Editor’s Note: This morning, I received word about the passing of long-time friend Ernie Palladino, who lost his battle with cancer. I’ve been extremely moved by his passing and the battle he fought so valiantly that I put together the following reflection.
“Howya doin’ kiddo?”
It’s hard to believe that I’ll never hear those words again from my dear friend, Ernie Palladio, who today lost his battle with cancer.
In a time where I should be excited about the start of another Giants training camp this week, I find myself with a heavy heart as I struggle to find the right words to express my memories of “the little guy with the big heart” who taught me so many valuable lessons that I have applied in my career that I could probably write a book.
Understand that in college, I didn’t major in journalism. I chose to study English literature and creative writing, and for a while I thought I might go into contract law or be a teacher.
While I did gain some experience working on the college newspaper, it’s probably fair to say I had a lot to learn about being a journalist when I graduated school.
(I still do, but that’s another story for another time.) .
I was lucky. I had what most young journalists don’t have—mentors. One of my mentors is the late Dr. Howard Livingston, the founding editor and publisher of Inside Football.
Another mentor? Ernie Palladino, a man whose journalistic style and ethic I greatly admired and tried to emulate, and a man who made sure to introduce me to several people in the business when the opportunity presented itself so I wouldn’t have to “be alone” when he Ernie wasn’t there.
It’s because of Ernie that any chance I get to serve as a mentor to an aspiring journalist, I openly embrace it. If I can pass along half of what he and Dr. Livingston taught me, then I’m confident the next generation is going to do just fine.
I have many memories of Ernie, but the one that probably sits at the forefront of my memory bank happened in 2011, when I was diagnosed with cancer.
Needless to say, I was devastated when I got my news and for several weeks, I was convinced that I wasn’t going to make it.
Ernie, who had dealt with his own cancer battle back, wouldn’t let me think that way. He gave me the greatest possible incentive to fight and win my battle: If I beat cancer, he promised me that we’d share a dance at the Commissioner’s Ball that used to be held at the Super Bowl.
Now how could I have refused such an offer?
When my scans came back clean in the fall of 2011, Ernie was one of the first people I told. His reaction was priceless—you’d think that he was just awarded a lifetime supply of fresh pasta (Ernie, an old-world Italian-American, loved his pasta, sometimes more than I think he loved money, but that’s another story for another time).
Unfortunately the NFL eliminated the Commissioner’s Ball which used to include the media, so we never had that official dance. But from that moment, we had a friendship that solidified further and which taught me that I’m a lot stronger than I thought.
As I sit here writing this, I have a piece of paper with a list of football articles that still need to be done before the start of Giants training camp.

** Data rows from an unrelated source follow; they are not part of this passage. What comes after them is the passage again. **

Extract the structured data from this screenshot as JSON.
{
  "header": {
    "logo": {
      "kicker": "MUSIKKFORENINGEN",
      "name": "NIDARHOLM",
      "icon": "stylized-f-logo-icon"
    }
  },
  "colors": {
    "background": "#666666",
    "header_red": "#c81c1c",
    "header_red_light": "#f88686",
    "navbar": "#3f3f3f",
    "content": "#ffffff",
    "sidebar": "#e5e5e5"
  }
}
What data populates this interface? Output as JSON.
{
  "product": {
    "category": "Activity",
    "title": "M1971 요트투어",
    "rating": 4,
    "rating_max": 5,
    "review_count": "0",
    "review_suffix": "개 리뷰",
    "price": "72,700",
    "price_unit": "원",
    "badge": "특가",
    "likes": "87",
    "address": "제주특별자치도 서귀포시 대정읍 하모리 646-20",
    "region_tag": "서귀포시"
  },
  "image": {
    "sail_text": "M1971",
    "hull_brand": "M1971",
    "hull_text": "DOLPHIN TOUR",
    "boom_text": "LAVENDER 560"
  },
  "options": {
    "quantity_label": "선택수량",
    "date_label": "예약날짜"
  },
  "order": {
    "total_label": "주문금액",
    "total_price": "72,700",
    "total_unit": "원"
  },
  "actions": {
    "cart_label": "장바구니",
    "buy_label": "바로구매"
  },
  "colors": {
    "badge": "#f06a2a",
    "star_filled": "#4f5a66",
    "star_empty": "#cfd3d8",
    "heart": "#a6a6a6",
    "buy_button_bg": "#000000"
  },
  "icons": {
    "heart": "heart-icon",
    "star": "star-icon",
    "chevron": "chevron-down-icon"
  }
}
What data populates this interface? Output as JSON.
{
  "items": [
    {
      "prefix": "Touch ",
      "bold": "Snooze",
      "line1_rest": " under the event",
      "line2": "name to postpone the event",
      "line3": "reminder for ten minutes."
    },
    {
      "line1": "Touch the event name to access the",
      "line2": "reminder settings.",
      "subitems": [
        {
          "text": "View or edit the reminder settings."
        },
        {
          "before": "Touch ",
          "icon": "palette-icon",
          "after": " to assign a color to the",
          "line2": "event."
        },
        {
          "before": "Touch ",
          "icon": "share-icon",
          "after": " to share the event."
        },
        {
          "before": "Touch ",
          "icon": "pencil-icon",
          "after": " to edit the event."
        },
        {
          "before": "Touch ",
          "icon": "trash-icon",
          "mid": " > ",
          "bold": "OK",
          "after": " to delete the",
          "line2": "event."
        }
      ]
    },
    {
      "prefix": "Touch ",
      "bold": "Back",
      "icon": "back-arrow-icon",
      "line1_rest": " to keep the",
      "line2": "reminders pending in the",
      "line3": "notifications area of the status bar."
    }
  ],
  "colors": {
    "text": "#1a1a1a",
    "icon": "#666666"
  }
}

While my heart is heavy as I think of Ernie’s family, including a new grandson who entered the world not too long ago, and I pray they find solace in knowing that Ernie is no longer in pain and that he’s itching to get to work as a guardian angel for those who mourn for him.